Recently, a listener from China asked why the financial company Standard and Poor's has a name that includes the word "poor." In Chinese culture, businesses have names that suggest success and wealth.
In Western countries, however, businesses often carry the names of the people who started them. And that is partly the case with Standard and Poor's.
It was formed when two companies joined together. One was Poor's Publishing Company. Henry Varnum Poor started the company in the eighteen sixties. He published a number of books on railroads, money and business. He also published financial information about companies for investors.
In nineteen-oh-six, the Standard Statistics Bureau was formed to provide financial information about American companies. It recorded numerical information, or statistics, about businesses. In nineteen sixteen, the Standard Statistics Bureau started offering credit ratings for companies. Ratings are designed to give investors an idea of how likely it is that a business will pay its debts. Soon after, the company offered credit ratings for nations. It later offered the same service for local governments.

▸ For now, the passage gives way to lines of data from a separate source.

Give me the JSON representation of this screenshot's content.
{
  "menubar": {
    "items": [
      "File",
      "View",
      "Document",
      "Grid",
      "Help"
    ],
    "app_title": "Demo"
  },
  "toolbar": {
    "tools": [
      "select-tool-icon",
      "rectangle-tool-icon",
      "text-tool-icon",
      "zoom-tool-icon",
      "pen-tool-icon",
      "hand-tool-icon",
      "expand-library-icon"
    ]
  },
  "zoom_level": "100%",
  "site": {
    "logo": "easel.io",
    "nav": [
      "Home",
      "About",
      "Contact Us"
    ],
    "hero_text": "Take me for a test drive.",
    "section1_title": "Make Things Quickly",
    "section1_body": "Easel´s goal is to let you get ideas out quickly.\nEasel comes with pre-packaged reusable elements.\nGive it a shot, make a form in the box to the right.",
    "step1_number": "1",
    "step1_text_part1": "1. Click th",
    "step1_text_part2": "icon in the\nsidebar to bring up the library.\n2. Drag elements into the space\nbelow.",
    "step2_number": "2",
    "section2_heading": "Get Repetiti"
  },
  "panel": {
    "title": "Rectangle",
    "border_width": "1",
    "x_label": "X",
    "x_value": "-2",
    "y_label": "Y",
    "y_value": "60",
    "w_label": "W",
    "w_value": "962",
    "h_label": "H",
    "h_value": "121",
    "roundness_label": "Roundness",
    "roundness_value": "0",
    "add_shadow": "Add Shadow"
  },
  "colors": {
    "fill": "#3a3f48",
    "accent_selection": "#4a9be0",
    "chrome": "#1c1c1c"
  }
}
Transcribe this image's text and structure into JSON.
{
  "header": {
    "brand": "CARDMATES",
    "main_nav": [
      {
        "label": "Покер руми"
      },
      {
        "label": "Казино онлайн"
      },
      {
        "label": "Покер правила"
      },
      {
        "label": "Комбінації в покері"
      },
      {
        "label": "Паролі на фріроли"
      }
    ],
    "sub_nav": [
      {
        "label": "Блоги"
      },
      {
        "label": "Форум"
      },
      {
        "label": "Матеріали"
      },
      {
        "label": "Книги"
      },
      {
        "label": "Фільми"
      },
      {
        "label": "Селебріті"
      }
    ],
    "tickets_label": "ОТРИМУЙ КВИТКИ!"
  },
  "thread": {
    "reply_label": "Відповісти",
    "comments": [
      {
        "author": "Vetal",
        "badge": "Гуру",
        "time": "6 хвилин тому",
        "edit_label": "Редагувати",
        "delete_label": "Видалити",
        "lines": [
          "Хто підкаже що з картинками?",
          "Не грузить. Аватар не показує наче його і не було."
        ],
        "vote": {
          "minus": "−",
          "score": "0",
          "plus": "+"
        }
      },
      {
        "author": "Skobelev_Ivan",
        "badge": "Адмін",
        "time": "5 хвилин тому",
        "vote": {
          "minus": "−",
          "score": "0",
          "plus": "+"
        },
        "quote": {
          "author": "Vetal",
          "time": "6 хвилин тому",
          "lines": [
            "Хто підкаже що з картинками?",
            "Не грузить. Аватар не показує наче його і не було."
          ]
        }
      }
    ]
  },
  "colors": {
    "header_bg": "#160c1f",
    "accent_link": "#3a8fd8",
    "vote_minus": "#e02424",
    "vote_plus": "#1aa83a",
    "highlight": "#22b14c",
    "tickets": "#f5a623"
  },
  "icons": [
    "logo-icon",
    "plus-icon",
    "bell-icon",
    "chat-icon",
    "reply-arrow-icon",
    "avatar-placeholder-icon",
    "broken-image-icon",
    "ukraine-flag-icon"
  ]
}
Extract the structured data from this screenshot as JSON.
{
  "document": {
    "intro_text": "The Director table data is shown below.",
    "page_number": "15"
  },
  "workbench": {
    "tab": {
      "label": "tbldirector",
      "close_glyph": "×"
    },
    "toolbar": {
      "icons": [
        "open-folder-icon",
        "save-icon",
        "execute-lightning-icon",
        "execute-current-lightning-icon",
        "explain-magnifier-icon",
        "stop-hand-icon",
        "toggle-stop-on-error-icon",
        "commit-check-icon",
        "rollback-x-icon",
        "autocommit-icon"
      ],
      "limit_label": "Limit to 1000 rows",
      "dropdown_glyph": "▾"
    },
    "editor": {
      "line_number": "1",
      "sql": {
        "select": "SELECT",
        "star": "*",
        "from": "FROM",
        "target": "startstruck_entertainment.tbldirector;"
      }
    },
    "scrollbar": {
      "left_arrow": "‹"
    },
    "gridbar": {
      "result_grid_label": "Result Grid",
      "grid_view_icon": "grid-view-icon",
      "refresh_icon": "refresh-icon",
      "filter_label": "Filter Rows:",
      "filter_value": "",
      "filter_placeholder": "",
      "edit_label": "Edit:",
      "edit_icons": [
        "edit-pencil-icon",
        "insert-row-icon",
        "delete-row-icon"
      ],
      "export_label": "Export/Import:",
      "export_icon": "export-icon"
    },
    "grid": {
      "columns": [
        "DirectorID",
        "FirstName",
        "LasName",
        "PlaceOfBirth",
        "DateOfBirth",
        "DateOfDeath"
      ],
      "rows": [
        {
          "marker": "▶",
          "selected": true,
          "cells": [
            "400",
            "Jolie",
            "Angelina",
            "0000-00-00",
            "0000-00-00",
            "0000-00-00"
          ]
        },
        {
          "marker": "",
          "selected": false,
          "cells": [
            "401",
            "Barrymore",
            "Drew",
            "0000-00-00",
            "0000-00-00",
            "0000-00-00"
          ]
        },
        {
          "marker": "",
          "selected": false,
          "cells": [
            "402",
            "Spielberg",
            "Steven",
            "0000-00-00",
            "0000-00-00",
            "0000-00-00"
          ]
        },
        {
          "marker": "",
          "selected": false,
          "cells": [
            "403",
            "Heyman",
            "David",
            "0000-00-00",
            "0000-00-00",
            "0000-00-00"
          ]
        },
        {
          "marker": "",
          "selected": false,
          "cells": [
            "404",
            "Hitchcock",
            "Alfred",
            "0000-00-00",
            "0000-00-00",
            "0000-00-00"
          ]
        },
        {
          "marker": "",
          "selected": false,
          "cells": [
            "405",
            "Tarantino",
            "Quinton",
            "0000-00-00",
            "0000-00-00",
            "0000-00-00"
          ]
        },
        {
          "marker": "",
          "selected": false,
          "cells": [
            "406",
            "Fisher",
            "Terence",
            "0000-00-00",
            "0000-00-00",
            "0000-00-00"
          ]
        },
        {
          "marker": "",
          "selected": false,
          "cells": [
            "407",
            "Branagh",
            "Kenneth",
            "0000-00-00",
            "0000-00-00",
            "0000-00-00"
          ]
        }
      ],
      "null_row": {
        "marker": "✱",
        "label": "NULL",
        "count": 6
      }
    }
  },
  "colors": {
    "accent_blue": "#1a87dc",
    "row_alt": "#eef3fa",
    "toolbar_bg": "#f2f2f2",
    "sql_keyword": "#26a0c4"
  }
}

Poor's Publishing Company joined with the Standard Statistics Bureau in nineteen forty-one to form Standard and Poor's. In nineteen sixty-six, the publishing company McGraw-Hill bought Standard and Poor's. Since then, it has grown as an important provider of information on credit and business statistics.
Standard and Poor's also developed an important measure of the stock market. The S and P Five Hundred Index is a list of five hundred companies. The price of ownership shares of these companies is combined with other information. Mathematic operations are used to create a single number that shows if all stocks on the list have gained or lost value.
Standard and Poor's says the S and P Five Hundred Index is the best, single measure of the United States stock market. Only American companies are on it. They must be financially strong and have a total stock value of more than four thousand million dollars. The companies are also chosen to represent the importance of industries to the economy.
Standard and Poor's remains one of the world's two leading credit rating agencies. The other is Moody's.
This VOA Special English ECONOMICS REPORT was written by Mario Ritter. Our reports are online at voaspecialenglish.com. I'm Barbara Klein.